But that doesn’t mean you have to forgo having the lawn and landscape you always wanted. It simply means you’ll have to focus on using certain types of plants and taking additional steps to support healthy growth.
Work Within Your Plant Hardiness Zone
The first step to landscaping in any climate is to know your USDA Plant Hardiness Zone. The USDA has done most of the work for property owners by creating a map with zones that specify which plants grow best in the area. Before you purchase a plant, check the recommended climate zones to make sure it can withstand heat and drought.
Durable, Drought-Resistant Grass
Contrary to common belief, grass can withstand a lot of different environments. However, that’s only because there are so many varieties. Some grasses would wither away almost immediately, but a few grasses are well suited for dry climates where there’s very little precipitation.
Zoysia grass seed is one option if you are starting a lawn from scratch. Empire El Toro and Palisades are among the most drought-resistant varieties. If you’re looking for ornamental grasses to use around the perimeter of the home or pathways there are a number to choose from. Zebra grass, blue oat grass and oriental fountain grass are a few popular options that need little watering.
Give Young Plants Ample Water
Plants that haven’t yet taken root and matured are the most susceptible to drought conditions. Gardeners can help young plants cope with a dry spell by giving them a little extra water at first. Be careful not to overwater, which can be just as detrimental.
Stay Off the Grass
As you can imagine, extreme heat and long dry spells can strain grass. It’s much more prone to damage and destruction under these conditions. One of the best things you can do for your lawn is to stay off it as much as possible when heat and drought are at their worst.
Let the Grass Grow Out
Another trick to helping grasses survive a drought is to skip the mowing. The longer grass blades are, the more moisture they’ll hold. Less mowing also reduces stress. Try to keep blades at least 3-4 inches long.
Use Shade to Your Advantage
Many drought-resistant plants can withstand full sunlight all day long, but there are a few that benefit from having a little shade. During hot, dry periods it could mean the difference between thriving and dying. Take the time to observe how areas of shade and light change throughout the day. Reserve the spots that get shade for the plants that really need it.
Add Mulch to Gardens and Flowerbeds
Mulch is a gardener’s best friend. It’s inexpensive, attractive and provides a number of benefits for growing plants. One of those benefits is improved moisture retention. During hot, dry periods the mulch will help plants stay cool and hydrated. As it breaks down, mulch also provides the soil with nutrients and moisture.

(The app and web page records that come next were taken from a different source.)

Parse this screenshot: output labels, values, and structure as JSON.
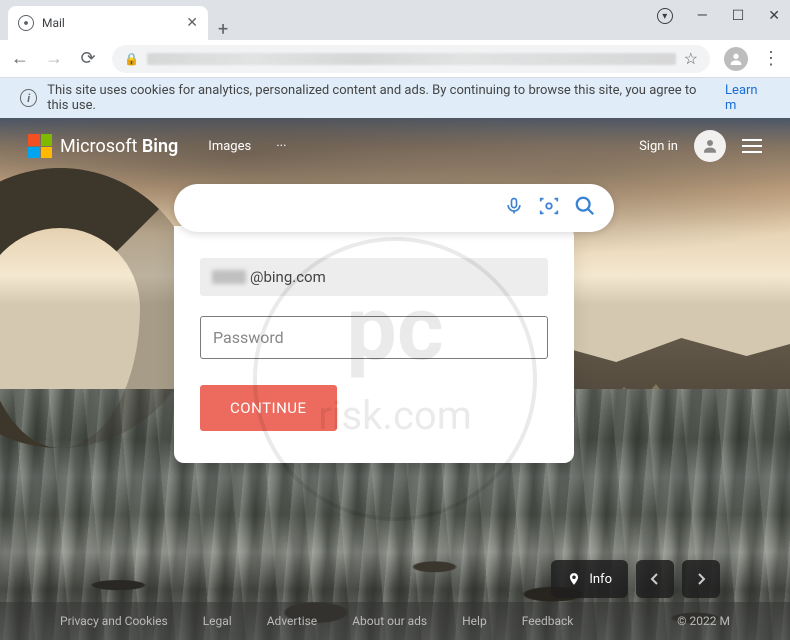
{
  "browser": {
    "tab_title": "Mail",
    "window_controls": {
      "minimize": "—",
      "maximize": "☐",
      "close": "✕"
    }
  },
  "cookie_banner": {
    "text": "This site uses cookies for analytics, personalized content and ads. By continuing to browse this site, you agree to this use.",
    "link": "Learn m"
  },
  "bing": {
    "logo_text_a": "Microsoft ",
    "logo_text_b": "Bing",
    "nav_images": "Images",
    "nav_more": "···",
    "sign_in": "Sign in"
  },
  "login": {
    "email_suffix": "@bing.com",
    "password_placeholder": "Password",
    "continue_label": "CONTINUE"
  },
  "info_button": "Info",
  "footer": {
    "privacy": "Privacy and Cookies",
    "legal": "Legal",
    "advertise": "Advertise",
    "about": "About our ads",
    "help": "Help",
    "feedback": "Feedback",
    "copyright": "© 2022 M"
  },
  "colors": {
    "accent_red": "#ed6a5e",
    "bing_blue": "#3b82d4"
  }
}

Xeriscaping is always a go-to landscape for properties in arid climates. If you prefer some greenery you can use xeriscaping as an accent in planters and along borders to minimize some of the maintenance. You could also xeriscape the front yard and still have a lawn in the back.
The point is xeriscaping doesn’t have to be an all or nothing choice. Use it as an element and xeriscaping can allow you to focus less on maintaining the yard.
Stick to Native Species
Trying to force a plant to grow in a foreign environment is near impossible. Native plants are at the opposite end of the spectrum. They’re naturally found in the local environment and require less care. Plants that are native to dry climates can survive with very little assistance, which makes them ideal for homeowners that don’t have much time to spend on landscaping.